This was the height of the ’60s. It's no coincidence that he was so influenced by the Beatles. There was this sense in the air, this kind of expectation that those kids were somehow special, separated from every other generation before them. They were gonna be the initiators of a new age of man. So in a climate like that, it's not surprising that these cults would spring up. Everything was beautiful; everything was part of this love generation.
What was shocking was these kids were a dark mirror inversion of the kids that were emblematic of peace and love and light. The cosmos was speaking to us and saying, "Don't be quite so smug. Don't be so morally condescending, because you know what? You're actually not that different from every other generation to come before you. And there is this dark side."
I read a really interesting piece today about how the idea that Charles Manson was liberal and counterculture is a little bit wrong, in that maybe he donned that aesthetic but he ultimately had far-right, white supremacist beliefs.
By the time he got out of prison in 1966, Charlie had spent more time incarcerated than free. Something like 17 out of his 32 years was spent incarcerated. Within those institutions, there was a huge amount of tribalism. I think that in prison systems, if you're not already a racist or at least tribalist, then I think that certainly will bring that out in you.
And I think he was very much a creature of that system. He was a racist, which I think is probably a better term than white supremacist for him. I think he hid that from his followers because that was very much frowned upon universally by that generation, by the hippie generation.
Why do you think this crime has captured the popular imagination so much?
We understand — as horrifying it is anytime someone is murdered — if someone is murdered for revenge, or someone is murdered for a sexual infidelity, or someone is murdered for financial gain. We understand when there is greed, we understand when there is revenge, we understand sexual jealousy. But the apparent inexplicability of those murders, the gratuitousness of those murders, the — in essence — murdering for the joy of murdering takes that to another level of evil. That's maybe the core of why it resonates and is so frightening to us. Evil for the sake of evil.

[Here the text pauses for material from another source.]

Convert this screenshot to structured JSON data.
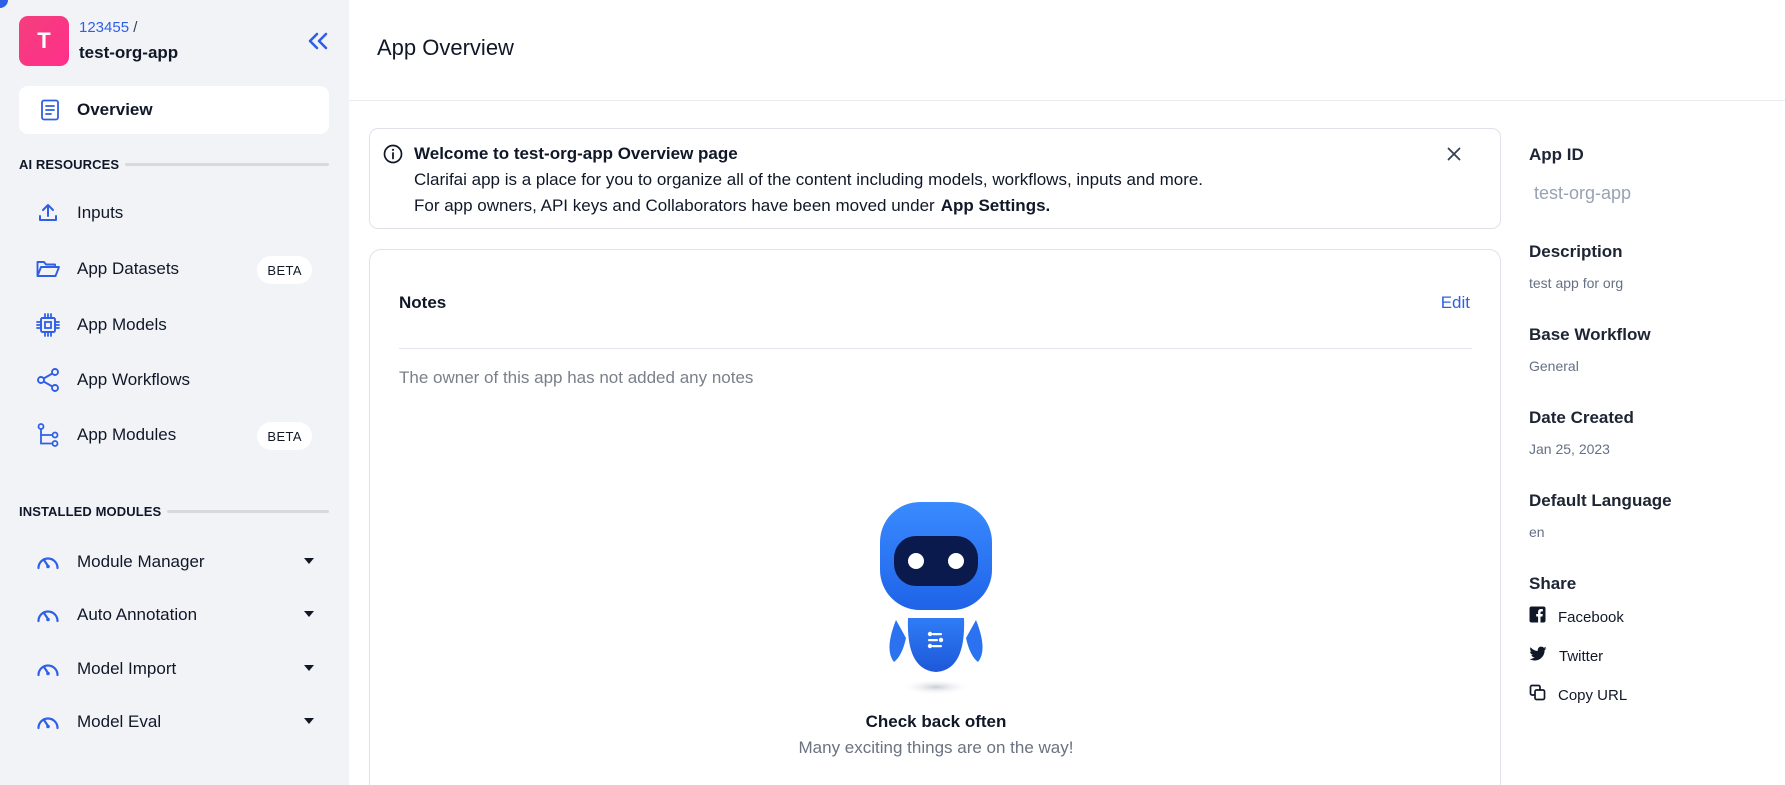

So you're doing this true crime podcast, and it's one in a series of true crime podcasts. What do you think about the recent upsurge in interest for true crime TV shows and podcasts?
These shows elicit a certain voyeuristic tendency that is part of our evolutionary endowment. We are a voyeuristic species; we are interested in what other people do. We are especially interested in what other people do that may impact us, whether it is sexual or criminal or violent. It's not an accident that we are gossips, that we're fascinated by what other people do. And when other people do things that are horrifying, that fascinates us that much more.
From the beginning of the written word, or probably before the written word when people were telling stories around campfires, they were probably stories that involved violence. And I think the reason that it touches us is because we can all become victims. My hope in doing the series was to go beyond the voyeuristic, was to go beyond the titillating, and conduct an examination into the mental frameworks that allowed this to happen.
We talk about Charlie as if he's a monster. And that's a fine convention to use, but he's also a human being. I also hear this question a fair amount: Are you concerned with humanizing him?
Well, Charlie was a human. And so we need to understand what it is that makes a human being do these kinds of things. So this show was really a question of taking an excursion into the mind of the killers, with the hope that by the end of the journey we've learned a little bit more about how they did what they did, how members of our species could perpetrate that kind of violence. Because we are all members of that species.
Correction: This article was updated to include co-creators Tracy Pattin and Jon Ponder.